With over 5,000 speed camera in the UK, even the most cautious of drivers can find themselves in a situation where they are prosecuted. Where several speed cameras are deployed on the same road or motorway, the most obvious example being that of average speed cameras, drivers can run the risk of being caught speeding more than once on the same journey.
It has been questioned whether this would count as one offence or two.
The general rule is that where 2 speeding offences are deemed to have been committed 'over the course of the same journey, e.g. within a few minutes of each other, the Court can impose only one set of points for the two or more offences. The question really then becomes one of interpretation, as whether or not the offences will be treated separately or together, is at the discretion of the court. We have managed to successfully argue, for example, that a journey to and from somewhere on the same day could be considered as forming part of the one journey.
Speeding carries a number of penalties that can have a lasting impact on not just the driver, but anyone who relies on their ability to drive, e.g. children. In Scotland:
Within 14 days of being caught speeding by a speed camera, you will be sent a Notice of Intended Prosecution (NIP) and a Section 172 notice. The NIP is often the first indicator that you are facing proceedings for a road traffic offence and can be given for offences such as careless driving, dangerous driving, and, of course, speeding. The Section 172 notice must be returned within 28 days, declaring who was driving the car at the time of the offence. Following the submission of the Section 172 notice, you will be sent a Fixed Penalty Notice (FPN).
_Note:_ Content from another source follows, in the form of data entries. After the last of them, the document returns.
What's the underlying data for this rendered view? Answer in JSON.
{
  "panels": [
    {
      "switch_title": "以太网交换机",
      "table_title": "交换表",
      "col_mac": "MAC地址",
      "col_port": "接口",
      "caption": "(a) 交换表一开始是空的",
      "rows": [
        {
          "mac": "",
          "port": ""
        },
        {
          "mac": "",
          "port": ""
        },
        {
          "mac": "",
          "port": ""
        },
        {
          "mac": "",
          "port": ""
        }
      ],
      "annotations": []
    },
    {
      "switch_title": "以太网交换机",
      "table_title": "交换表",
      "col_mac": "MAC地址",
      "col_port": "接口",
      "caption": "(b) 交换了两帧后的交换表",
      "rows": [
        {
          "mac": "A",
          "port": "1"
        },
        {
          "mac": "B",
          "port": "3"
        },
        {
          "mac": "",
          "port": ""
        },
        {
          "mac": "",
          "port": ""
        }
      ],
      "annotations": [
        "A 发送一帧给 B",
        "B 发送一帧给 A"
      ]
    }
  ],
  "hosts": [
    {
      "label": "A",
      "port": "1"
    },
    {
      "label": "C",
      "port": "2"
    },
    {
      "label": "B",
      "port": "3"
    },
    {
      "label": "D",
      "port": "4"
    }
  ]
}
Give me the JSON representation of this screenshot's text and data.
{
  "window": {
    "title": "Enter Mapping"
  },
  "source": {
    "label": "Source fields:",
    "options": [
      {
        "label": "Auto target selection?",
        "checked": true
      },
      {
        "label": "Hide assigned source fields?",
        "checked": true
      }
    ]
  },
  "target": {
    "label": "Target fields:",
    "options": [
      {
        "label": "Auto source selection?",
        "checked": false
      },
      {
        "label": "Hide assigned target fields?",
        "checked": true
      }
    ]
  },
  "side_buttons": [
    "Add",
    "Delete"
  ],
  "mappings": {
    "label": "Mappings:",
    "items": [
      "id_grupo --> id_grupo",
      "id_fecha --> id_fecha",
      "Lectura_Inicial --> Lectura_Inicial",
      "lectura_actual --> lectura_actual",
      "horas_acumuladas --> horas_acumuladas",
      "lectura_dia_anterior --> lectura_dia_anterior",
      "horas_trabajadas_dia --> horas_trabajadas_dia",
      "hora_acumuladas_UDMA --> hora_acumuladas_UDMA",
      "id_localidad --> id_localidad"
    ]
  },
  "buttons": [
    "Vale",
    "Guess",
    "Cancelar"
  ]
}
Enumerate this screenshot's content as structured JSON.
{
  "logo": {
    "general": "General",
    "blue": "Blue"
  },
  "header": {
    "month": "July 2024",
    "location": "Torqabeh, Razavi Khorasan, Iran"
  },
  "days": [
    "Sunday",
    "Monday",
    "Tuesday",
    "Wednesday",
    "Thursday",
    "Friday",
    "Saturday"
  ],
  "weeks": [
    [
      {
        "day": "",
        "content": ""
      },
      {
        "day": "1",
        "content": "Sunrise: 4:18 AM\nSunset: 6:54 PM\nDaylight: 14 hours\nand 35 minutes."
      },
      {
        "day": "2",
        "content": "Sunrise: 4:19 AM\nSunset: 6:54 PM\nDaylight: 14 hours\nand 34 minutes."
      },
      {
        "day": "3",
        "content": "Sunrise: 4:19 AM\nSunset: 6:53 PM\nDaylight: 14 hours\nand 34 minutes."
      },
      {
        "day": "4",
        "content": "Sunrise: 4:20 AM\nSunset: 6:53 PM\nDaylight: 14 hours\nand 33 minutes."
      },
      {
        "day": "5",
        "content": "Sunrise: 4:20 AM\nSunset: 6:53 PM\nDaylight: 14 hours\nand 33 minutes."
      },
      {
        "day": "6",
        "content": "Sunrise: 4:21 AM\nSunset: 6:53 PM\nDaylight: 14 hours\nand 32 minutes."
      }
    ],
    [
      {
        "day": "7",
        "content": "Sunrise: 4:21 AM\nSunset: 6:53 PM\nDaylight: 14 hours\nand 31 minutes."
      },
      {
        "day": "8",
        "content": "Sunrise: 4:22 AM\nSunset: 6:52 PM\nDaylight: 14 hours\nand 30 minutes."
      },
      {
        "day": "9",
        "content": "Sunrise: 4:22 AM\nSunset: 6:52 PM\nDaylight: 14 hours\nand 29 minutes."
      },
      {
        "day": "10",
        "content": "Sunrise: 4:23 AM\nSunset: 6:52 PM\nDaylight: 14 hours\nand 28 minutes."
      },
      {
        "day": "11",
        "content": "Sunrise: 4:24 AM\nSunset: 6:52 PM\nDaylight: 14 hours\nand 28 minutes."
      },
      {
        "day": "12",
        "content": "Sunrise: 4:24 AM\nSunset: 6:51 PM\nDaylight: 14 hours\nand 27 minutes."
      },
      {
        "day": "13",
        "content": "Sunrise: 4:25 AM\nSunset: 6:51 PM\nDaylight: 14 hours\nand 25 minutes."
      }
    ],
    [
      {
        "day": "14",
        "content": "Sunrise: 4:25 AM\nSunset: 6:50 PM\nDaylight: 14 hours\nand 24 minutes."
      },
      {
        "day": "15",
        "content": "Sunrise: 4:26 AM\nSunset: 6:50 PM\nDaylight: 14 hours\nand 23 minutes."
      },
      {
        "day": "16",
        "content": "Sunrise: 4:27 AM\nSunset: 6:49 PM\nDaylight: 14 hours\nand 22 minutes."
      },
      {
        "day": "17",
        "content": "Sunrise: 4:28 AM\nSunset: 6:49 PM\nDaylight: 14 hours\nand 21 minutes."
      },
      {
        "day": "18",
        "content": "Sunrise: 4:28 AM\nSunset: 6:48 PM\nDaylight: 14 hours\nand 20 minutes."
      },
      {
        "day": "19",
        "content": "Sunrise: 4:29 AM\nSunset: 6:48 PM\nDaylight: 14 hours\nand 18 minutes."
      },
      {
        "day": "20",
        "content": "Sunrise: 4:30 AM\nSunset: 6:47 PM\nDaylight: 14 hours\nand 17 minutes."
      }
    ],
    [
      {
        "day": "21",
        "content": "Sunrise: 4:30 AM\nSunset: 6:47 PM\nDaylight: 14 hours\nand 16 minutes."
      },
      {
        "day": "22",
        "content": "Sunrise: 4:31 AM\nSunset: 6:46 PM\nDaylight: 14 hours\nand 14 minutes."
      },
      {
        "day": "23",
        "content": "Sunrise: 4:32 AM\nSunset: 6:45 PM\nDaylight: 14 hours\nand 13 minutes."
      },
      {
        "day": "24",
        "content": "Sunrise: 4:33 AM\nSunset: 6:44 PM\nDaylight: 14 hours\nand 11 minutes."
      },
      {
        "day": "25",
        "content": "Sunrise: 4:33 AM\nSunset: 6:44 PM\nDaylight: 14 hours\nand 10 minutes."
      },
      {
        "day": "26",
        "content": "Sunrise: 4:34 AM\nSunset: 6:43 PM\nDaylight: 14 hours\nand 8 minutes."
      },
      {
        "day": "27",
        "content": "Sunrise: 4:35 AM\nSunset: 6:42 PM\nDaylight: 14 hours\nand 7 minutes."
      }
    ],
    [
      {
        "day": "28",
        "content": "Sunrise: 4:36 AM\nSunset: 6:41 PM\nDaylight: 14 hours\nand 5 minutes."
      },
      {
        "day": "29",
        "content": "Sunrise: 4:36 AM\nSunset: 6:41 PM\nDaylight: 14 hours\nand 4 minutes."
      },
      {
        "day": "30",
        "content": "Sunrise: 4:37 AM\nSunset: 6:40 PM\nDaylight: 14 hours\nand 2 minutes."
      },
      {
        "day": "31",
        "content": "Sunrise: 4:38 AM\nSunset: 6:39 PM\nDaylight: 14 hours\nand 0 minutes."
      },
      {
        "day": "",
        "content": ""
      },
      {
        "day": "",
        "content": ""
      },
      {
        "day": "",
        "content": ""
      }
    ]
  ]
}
On receiving the FPN, if you deceide to plead guilty you will receive a £100 fine and have three points added to your licence. You must accept the fixed penalty within 28 days of issue and can pay it at any court across Scotland. IF you do not pay the FPN within the 28 days, and the matter is referred to the court to deal with, then the FPN is no longer valid and the court have the ability to deal with the matter in any way they see fit. They are not bound by the fact that you previously received a FPN.
If you want to contest the speeding offence, then you simply need to ignore the penalty, and you will usually then receive a citation to attend court in relation to the offence. Only then can you challenge it.
If you have been issued with two or more fixed penalties within the same journey, it is critical you speak with a road traffic professional before accepting the fines. As once a FPN is paid, you cannot look to change your mind or challenge. With proactive legal representation, you may be able to get it reduced to just one offence.
Scullion LAW Specialist Road Traffic Lawyers with offices Glasgow Saltmarket, West End, Edinburgh and Hamilton can help you. Call our road traffic experts 0141 374 2121 or complete our online enquiry form.